Vast and awesome, the Saraswati’s holy waters are supposed to have flowed from the Himalayas into the sea, nourishing the land along the way. But as the centuries passed and no one could find it, myth, belief and religion came together and the Saraswati passed into the realm of folklore.

Now most people in India think of it as a mythical river. Some even believe that it is an invisible river or that it still flows underground. Another commonly held perception is that the Saraswati once flowed through the north Indian city of Allahabad, meeting there with two other rivers, the Ganges and the Jamuna. The confluence of these three rivers – one of which is not visible to the eye – is considered one of India’s holiest spots.

The goddess’ connection to water is part of the enigma that surrounds the river. But that mystery could be set to be dispelled forever, as startling scientific evidence has come to light.

Through satellite photography, scientists have mapped the course of an enormous river that once flowed through the north western region of India. The images show that it was 8 km wide in places and that it dried up 4,000 years ago.

Dr JR Sharma who heads the Remote Sensing Services Centre in Jodhpur, which is mapping the images, believes a major earthquake may have played a part in the demise of the Saraswati. There was, he says, a big tectonic activity that stopped the water supply to the river.

Sharma and his team believe they have found the Saraswati and are excited about what this discovery could mean for India. The idea is to tap its potential as a water source. They are working with India’s leading water experts who are using the satellite images as clues.

Scientists hope to find water under the desert
Deep in the western Rajasthan desert, not far from the security-conscious border with Pakistan, an extraordinary programme is underway. Giant drilling rigs probe deep into the dry, arid earth pulling out undisturbed layers of soil and sediment for scientists to study and test. Water engineers are exploring the region’s ancient riverbeds for what they call groundwater – underground reservoirs that contain perfectly drinkable water. If they are successful, their discovery could transform the lives of thousands of locals who currently experience harsh water shortages.

Mr KS Sriwastawa of the Rajasthan State Groundwater Board believes one of these ancient buried channels may be the Saraswati. He knows the stories refer to the ancient river flowing through this area and says excitedly that carbon dating has revealed that the water they are finding is 4000 years old. That would date it to the time of the Saraswati.

The modern search for the Saraswati was first sparked by an English engineer called CF Oldham in 1893 when he was riding his horse along the dry bed of a seasonal Rajasthani river called the Ghaggar.

As he rode on, he was struck by a sudden thought. The Ghaggar when it flowed, was a small, puny river and there was no reason for its bed to be up to 3km wide in places unless it occupied the former course of a much larger river – the Saraswati.

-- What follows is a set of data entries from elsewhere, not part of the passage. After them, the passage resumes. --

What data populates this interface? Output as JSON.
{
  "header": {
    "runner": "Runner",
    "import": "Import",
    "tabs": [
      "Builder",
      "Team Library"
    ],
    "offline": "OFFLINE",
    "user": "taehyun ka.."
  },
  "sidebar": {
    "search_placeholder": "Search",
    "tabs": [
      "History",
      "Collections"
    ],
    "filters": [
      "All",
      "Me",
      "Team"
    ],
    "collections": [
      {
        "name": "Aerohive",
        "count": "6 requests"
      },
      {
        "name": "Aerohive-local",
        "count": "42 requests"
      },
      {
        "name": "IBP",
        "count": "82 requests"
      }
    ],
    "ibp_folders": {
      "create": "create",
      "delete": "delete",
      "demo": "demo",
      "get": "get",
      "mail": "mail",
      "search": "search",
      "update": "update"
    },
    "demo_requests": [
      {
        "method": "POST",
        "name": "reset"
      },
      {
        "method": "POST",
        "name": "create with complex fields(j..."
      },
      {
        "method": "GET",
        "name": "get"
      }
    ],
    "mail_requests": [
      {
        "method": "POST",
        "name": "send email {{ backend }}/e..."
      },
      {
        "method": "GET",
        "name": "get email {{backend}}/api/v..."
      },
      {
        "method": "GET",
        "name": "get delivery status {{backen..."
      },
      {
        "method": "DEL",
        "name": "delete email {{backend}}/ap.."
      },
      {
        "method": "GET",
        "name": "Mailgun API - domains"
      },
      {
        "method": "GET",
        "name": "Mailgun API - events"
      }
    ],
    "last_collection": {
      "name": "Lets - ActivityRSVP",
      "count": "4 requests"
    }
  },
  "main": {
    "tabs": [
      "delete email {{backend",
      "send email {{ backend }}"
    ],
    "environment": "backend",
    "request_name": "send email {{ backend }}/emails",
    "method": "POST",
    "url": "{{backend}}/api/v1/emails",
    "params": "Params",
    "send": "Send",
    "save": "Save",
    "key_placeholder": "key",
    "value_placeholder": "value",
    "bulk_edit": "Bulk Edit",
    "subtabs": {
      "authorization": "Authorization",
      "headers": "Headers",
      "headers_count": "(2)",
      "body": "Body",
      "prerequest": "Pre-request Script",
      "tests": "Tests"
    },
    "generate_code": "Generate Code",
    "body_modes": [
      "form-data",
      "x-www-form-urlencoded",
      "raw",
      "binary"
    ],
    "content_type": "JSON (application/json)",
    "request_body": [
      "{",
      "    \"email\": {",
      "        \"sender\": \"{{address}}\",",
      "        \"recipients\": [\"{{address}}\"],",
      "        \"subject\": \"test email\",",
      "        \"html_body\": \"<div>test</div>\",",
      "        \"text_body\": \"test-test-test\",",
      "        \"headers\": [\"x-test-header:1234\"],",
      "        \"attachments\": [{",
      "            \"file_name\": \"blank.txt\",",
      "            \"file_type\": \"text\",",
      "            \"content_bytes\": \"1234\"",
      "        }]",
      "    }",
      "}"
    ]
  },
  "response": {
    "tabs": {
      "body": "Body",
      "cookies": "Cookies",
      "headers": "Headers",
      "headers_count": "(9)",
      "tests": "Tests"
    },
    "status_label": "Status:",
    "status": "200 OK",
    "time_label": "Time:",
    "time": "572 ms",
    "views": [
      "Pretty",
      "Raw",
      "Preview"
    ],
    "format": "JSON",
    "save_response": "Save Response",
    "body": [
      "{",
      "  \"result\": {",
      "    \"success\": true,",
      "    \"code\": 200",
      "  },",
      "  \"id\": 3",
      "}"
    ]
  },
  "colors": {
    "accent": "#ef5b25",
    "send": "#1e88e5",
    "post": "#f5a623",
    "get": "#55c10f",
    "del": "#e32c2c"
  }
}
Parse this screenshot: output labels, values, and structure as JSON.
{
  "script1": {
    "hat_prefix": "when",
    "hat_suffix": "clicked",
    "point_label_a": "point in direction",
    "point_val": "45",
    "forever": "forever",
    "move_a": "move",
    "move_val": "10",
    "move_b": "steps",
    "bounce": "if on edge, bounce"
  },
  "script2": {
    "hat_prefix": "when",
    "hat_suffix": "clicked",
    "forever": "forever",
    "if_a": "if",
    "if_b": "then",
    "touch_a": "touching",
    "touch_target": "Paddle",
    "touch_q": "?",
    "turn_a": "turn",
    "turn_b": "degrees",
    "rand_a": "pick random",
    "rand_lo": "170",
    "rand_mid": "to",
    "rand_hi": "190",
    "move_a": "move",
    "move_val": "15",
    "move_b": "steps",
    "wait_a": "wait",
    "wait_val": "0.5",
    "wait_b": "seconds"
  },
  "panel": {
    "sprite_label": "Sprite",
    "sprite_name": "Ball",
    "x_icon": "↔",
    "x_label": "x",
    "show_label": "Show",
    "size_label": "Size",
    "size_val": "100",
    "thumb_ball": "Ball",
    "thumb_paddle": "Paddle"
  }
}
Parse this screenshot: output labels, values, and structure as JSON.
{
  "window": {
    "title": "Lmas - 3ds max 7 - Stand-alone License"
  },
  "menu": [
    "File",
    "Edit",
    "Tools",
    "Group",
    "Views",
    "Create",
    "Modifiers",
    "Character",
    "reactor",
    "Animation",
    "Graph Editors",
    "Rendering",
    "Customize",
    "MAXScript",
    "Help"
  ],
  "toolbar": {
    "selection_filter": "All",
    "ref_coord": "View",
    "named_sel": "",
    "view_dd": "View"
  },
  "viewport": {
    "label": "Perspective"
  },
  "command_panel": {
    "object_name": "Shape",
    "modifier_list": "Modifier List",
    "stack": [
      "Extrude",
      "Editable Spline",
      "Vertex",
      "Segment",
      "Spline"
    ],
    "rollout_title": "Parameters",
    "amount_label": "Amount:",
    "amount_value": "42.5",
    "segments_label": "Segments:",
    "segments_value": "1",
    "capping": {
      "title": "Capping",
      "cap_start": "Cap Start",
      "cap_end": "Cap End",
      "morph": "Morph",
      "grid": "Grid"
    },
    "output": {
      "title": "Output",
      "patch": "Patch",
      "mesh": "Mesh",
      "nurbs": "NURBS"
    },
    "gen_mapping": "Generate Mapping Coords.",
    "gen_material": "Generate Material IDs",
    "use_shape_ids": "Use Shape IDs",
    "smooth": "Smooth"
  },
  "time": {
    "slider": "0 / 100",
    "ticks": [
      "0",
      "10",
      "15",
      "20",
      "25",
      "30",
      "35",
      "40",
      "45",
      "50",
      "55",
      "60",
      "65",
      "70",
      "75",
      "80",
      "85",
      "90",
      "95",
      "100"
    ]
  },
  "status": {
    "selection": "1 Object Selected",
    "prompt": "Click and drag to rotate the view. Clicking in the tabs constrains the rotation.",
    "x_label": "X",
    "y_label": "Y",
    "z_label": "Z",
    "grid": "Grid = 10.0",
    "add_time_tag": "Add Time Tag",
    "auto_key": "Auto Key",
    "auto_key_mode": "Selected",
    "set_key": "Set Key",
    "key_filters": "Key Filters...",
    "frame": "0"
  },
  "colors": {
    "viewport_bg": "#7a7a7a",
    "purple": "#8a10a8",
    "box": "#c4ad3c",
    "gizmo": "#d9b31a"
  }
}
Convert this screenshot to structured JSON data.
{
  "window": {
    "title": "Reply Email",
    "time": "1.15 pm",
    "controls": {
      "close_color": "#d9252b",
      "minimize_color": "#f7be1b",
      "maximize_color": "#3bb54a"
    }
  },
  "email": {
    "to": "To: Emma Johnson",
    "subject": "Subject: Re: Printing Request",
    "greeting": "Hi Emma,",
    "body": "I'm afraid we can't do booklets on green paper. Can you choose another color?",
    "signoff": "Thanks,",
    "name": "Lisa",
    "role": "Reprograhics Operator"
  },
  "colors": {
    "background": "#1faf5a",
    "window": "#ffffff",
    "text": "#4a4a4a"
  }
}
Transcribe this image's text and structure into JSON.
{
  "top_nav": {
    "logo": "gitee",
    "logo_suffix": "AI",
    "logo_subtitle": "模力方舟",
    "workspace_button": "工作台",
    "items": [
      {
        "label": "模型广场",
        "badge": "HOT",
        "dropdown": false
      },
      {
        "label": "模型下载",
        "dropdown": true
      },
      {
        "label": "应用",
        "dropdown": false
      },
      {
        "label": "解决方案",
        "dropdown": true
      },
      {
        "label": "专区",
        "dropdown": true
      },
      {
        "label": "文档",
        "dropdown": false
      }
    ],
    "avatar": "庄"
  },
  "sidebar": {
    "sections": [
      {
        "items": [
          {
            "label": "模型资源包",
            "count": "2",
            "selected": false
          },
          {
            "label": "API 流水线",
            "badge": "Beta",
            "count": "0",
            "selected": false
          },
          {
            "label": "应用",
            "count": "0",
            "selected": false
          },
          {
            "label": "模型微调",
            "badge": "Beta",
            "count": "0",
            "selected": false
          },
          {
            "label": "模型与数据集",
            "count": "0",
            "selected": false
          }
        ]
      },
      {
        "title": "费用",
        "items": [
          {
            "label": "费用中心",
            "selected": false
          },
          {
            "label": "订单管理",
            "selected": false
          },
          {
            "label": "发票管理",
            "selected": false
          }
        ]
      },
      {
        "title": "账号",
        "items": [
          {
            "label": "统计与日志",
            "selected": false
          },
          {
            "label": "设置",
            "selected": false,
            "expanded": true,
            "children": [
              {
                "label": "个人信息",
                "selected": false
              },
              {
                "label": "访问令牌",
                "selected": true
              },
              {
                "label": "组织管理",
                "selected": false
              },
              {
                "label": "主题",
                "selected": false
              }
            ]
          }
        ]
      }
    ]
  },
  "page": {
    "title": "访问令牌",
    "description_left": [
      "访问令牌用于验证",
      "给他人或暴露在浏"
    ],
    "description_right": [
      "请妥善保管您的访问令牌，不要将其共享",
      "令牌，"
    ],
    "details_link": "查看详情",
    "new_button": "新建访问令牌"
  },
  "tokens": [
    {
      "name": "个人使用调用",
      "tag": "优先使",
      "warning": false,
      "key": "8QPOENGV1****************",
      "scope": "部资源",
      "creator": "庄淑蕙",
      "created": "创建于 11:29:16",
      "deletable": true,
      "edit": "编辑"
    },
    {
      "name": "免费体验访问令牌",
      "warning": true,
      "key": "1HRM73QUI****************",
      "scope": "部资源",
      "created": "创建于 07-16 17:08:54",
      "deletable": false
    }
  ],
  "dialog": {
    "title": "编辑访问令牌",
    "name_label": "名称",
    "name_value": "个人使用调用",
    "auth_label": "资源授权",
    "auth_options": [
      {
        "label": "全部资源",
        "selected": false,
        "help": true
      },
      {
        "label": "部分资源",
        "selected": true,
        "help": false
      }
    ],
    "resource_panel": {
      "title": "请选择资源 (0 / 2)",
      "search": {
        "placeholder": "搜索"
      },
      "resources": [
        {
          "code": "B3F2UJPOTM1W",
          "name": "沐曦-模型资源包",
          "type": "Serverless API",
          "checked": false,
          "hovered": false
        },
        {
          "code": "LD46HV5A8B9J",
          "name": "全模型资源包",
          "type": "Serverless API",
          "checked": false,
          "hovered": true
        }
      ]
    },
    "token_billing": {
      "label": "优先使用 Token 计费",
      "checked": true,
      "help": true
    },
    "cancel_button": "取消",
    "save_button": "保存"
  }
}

The discovery of a vast prehistoric civilisation that lived along the banks of a major river, has added impetus to the growing modern belief that the Saraswati has been found.